MATERIAL FOR THIS EXERCISE:
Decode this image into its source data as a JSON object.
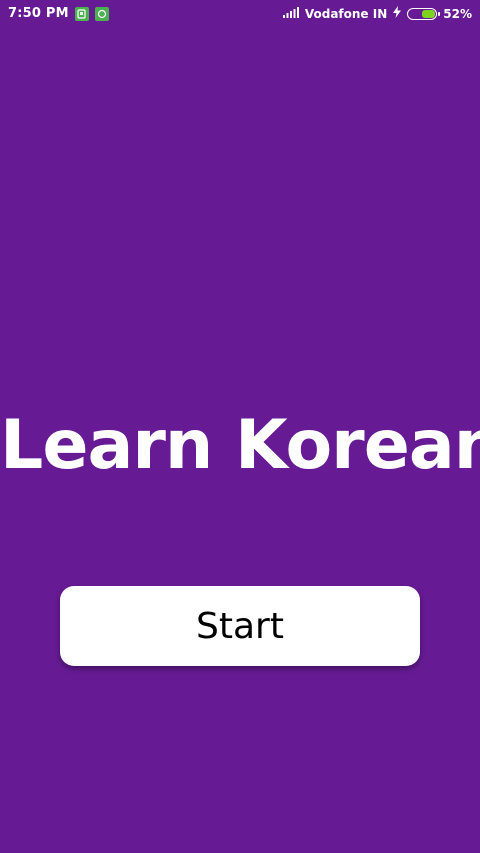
{
  "status_bar": {
    "time": "7:50 PM",
    "carrier": "Vodafone IN",
    "battery_percent": "52%",
    "battery_level": 0.52,
    "icons": [
      "sim-notification-icon",
      "app-notification-icon",
      "signal-icon",
      "charging-icon",
      "battery-icon"
    ]
  },
  "main": {
    "title": "Learn Korean",
    "start_label": "Start"
  },
  "colors": {
    "background": "#661b94",
    "button": "#ffffff",
    "text_on_background": "#ffffff",
    "button_text": "#000000",
    "battery_fill": "#7ed321",
    "notification_icon": "#4caf50"
  }
}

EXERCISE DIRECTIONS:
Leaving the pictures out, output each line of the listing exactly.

RESPONSE FOR THIS EXERCISE:
Decode this image into its source data as a JSON object.
{
  "status_bar": {
    "time": "7:50 PM",
    "carrier": "Vodafone IN",
    "battery_percent": "52%",
    "battery_level": 0.52,
    "icons": [
      "sim-notification-icon",
      "app-notification-icon",
      "signal-icon",
      "charging-icon",
      "battery-icon"
    ]
  },
  "main": {
    "title": "Learn Korean",
    "start_label": "Start"
  },
  "colors": {
    "background": "#661b94",
    "button": "#ffffff",
    "text_on_background": "#ffffff",
    "button_text": "#000000",
    "battery_fill": "#7ed321",
    "notification_icon": "#4caf50"
  }
}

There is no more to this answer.